The company Cru is highlighting the migration story and traditions of chocolate. Karla McNeil-Rueda and her partner, Eddie Houston, operate the business out of their home kitchen near Sacramento, California, selling chocolate bars, drinks and roasted cacao beans to select vendors across the United States.
For McNeil-Rueda, chocolate is more than a sweet dessert. “To us, chocolate is not a snack but a food, a ritual, nourishment. It is our history. It is an ancestor,” she tells Food Tank.

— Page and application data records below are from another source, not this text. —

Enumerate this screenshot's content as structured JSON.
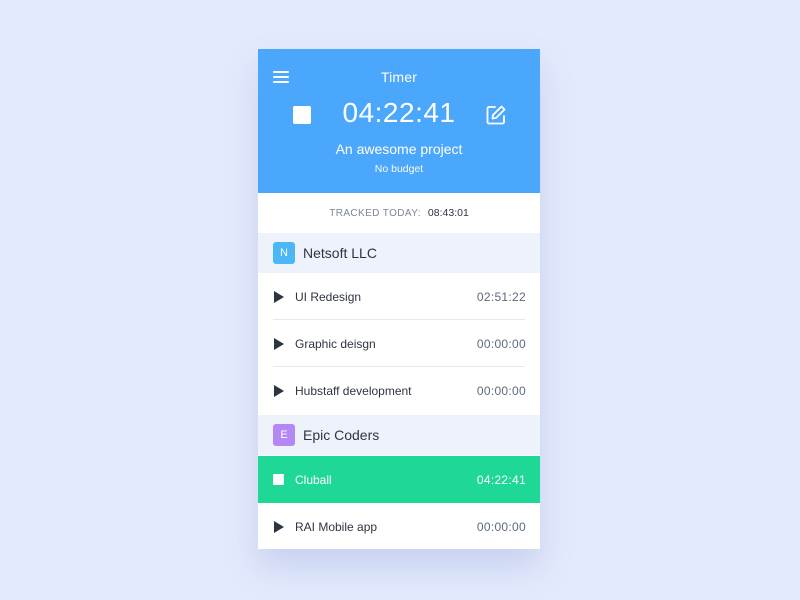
{
  "header": {
    "title": "Timer",
    "timer": "04:22:41",
    "project_name": "An awesome project",
    "budget": "No budget",
    "icons": {
      "menu": "hamburger-menu-icon",
      "stop": "stop-square-icon",
      "edit": "edit-pencil-icon"
    },
    "bg_color": "#4ba7fc"
  },
  "tracked": {
    "label": "TRACKED TODAY:",
    "value": "08:43:01"
  },
  "groups": [
    {
      "initial": "N",
      "name": "Netsoft LLC",
      "badge_color": "#4cb7f7",
      "tasks": [
        {
          "name": "UI Redesign",
          "time": "02:51:22",
          "active": false
        },
        {
          "name": "Graphic deisgn",
          "time": "00:00:00",
          "active": false
        },
        {
          "name": "Hubstaff development",
          "time": "00:00:00",
          "active": false
        }
      ]
    },
    {
      "initial": "E",
      "name": "Epic Coders",
      "badge_color": "#b487f7",
      "tasks": [
        {
          "name": "Cluball",
          "time": "04:22:41",
          "active": true
        },
        {
          "name": "RAI Mobile app",
          "time": "00:00:00",
          "active": false
        }
      ]
    }
  ],
  "colors": {
    "active_row": "#1fd895",
    "page_background": "#e3eafd"
  }
}
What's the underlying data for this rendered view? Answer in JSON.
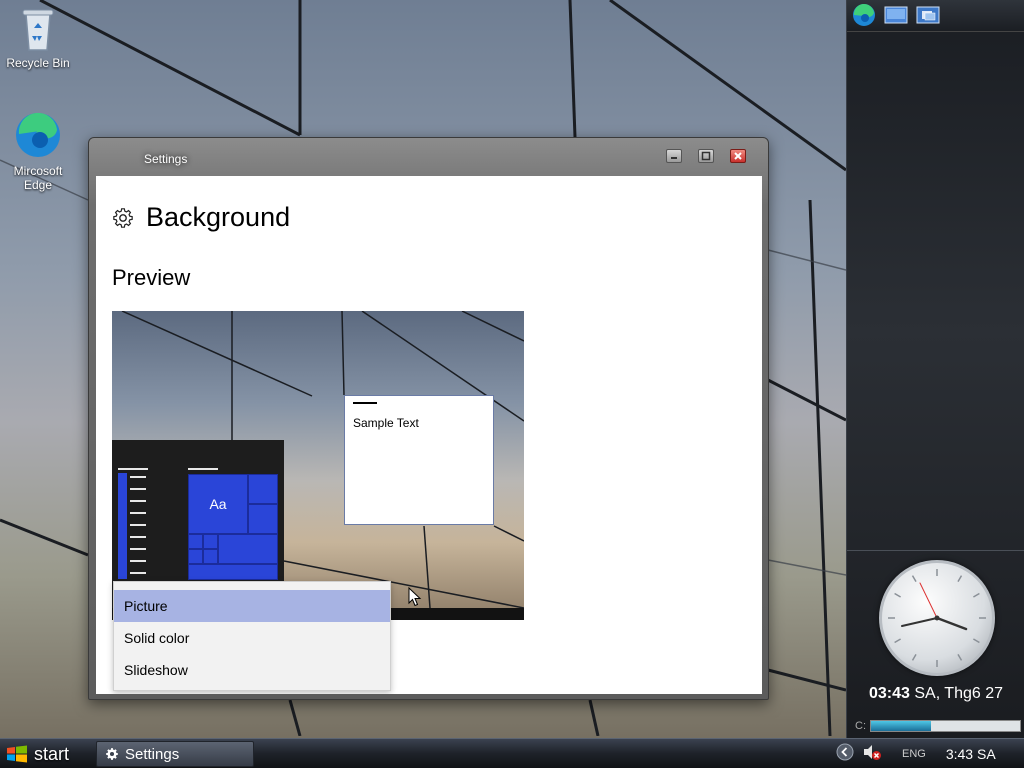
{
  "desktop": {
    "icons": [
      {
        "label": "Recycle Bin",
        "icon": "recycle-bin-icon"
      },
      {
        "label": "Mircosoft\nEdge",
        "icon": "edge-icon"
      }
    ]
  },
  "sidebar": {
    "top_icons": [
      "edge-icon",
      "desktop-icon",
      "window-switch-icon"
    ],
    "clock_text_bold": "03:43",
    "clock_text_rest": " SA, Thg6 27",
    "drive_label": "C:",
    "drive_used_fraction": 0.4
  },
  "window": {
    "title": "Settings",
    "page_title": "Background",
    "section_title": "Preview",
    "preview": {
      "sample_text": "Sample Text",
      "tile_text": "Aa"
    },
    "dropdown": {
      "options": [
        "Picture",
        "Solid color",
        "Slideshow"
      ],
      "selected_index": 0
    }
  },
  "taskbar": {
    "start_label": "start",
    "items": [
      {
        "label": "Settings",
        "icon": "gear-icon"
      }
    ],
    "language": "ENG",
    "time": "3:43 SA"
  },
  "colors": {
    "accent": "#2a45d8",
    "selection": "#a7b3e3"
  }
}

McNeil-Rueda grew up in a small town on the border of Honduras and Nicaragua where her family grew sugar cane and coffee. In 1998, after Hurricane Mitch devastated the region, she left farming to pursue an education in industrial engineering and sustainability. She went on to study fine chocolate confectionery and cacao technology at the Chocolate Institute of Latin America and the Caribbean. In 2005, she moved to the U.S. and created Cru in 2016 with Houston.
“I am very thankful that in making chocolate at home I have found a way to live a life that is more normal and natural to me,” McNeil-Rueda says.

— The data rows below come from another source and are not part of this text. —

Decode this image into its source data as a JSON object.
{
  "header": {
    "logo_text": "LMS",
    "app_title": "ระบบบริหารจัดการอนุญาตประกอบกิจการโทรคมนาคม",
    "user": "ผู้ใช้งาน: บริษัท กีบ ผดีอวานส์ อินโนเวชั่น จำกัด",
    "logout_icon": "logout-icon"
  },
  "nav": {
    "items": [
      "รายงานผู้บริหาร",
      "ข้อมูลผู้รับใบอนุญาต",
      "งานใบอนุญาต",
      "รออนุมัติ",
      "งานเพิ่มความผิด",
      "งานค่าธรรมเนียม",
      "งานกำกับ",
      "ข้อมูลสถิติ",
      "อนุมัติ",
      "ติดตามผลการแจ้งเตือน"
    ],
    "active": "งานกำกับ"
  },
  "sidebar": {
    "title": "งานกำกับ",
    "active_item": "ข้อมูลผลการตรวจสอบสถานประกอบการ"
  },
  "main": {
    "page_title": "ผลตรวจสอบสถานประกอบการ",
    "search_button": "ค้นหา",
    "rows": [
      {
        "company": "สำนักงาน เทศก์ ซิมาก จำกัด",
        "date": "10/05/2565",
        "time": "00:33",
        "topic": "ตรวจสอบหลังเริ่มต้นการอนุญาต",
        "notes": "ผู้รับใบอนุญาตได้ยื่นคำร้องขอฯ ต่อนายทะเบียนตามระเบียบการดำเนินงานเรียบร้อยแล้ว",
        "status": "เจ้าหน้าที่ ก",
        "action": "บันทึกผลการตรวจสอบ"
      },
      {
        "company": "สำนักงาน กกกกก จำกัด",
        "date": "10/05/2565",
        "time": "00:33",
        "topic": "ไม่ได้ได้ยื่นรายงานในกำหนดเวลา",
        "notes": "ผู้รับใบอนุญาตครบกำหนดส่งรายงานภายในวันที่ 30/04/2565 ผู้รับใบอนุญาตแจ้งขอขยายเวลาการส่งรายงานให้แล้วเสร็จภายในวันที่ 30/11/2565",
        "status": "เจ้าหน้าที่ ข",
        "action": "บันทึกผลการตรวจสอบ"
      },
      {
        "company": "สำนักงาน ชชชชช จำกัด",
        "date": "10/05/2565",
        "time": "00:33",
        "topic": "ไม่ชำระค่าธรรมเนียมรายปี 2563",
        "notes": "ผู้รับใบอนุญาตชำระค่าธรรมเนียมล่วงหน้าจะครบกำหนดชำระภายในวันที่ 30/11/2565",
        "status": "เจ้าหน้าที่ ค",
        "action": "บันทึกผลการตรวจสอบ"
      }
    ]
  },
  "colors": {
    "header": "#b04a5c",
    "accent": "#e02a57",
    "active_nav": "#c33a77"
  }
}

Cru Chocolate sources its cacao directly from smallholder farms in Guatemala, Nicaragua, and Honduras. Their farmers value biodiversity and food sovereignty and do not use pesticides in their crops. The company also provides education for its farmers and supplies aid for equipment purchases, helping them to grow their own businesses.
“We source in a way that encourages long-term relationships with farmers,” McNeil-Rueda says. “Long-term thinking and the support to access opportunities allows people to see their farm as a multigenerational dream and not just a cash crop.”

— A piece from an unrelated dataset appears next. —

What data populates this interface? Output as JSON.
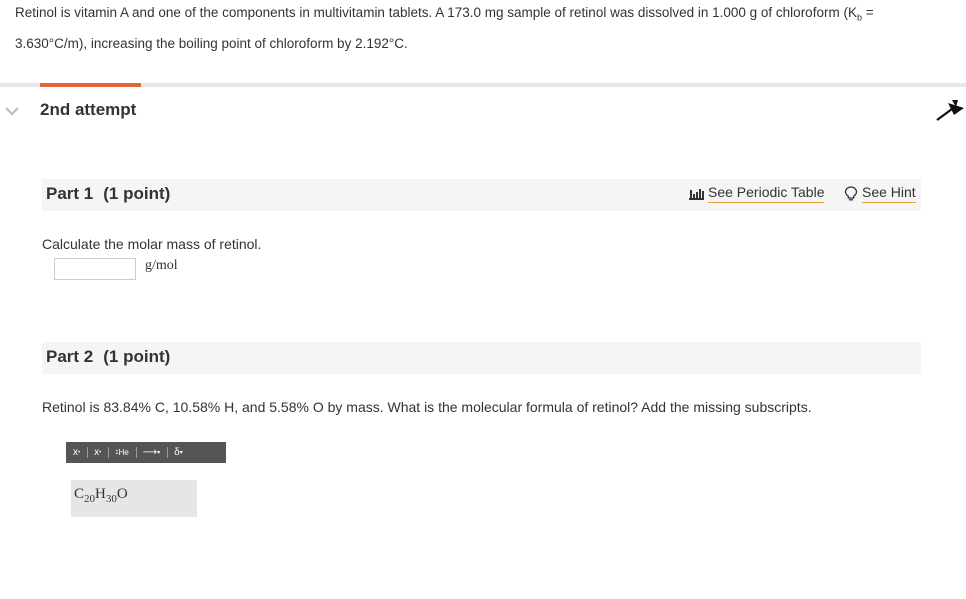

An estimated 5 million households globally depend on cacao as a cash crop. Chocolate is a global US$130 billion industry, yet many farmers still earn less than US$1 per day according to a report from the International Cocoa Initiative. This can make wage disparity a persistent problem in the industry.
“For the farmers that we work with, their biggest challenge is to find more people that can source directly from their farms who have the technical understanding and the cultural sensibility to navigate the barriers that sourcing and logistics present,” McNeil-Rueda says.
In addition to supporting farmers, Cru hopes to educate customers on the ancient tradition of chocolate making. Chocolate’s origin is a cacao-based drink mixed with corn and spices, often enjoyed throughout the day. The Mayan and Aztec people of Central America were the first to cultivate, ferment, and dry cacao, inventing a process that is still used today.
“I hope consumers can see that what they love the most comes from people that they are being taught to fear and resent,” she says. “I hope consumers can see that migration is not just natural and necessary but that it creates what we love most, not just in a recipe but in our lives.”
Photo courtesy of Etty Fidele, Unsplash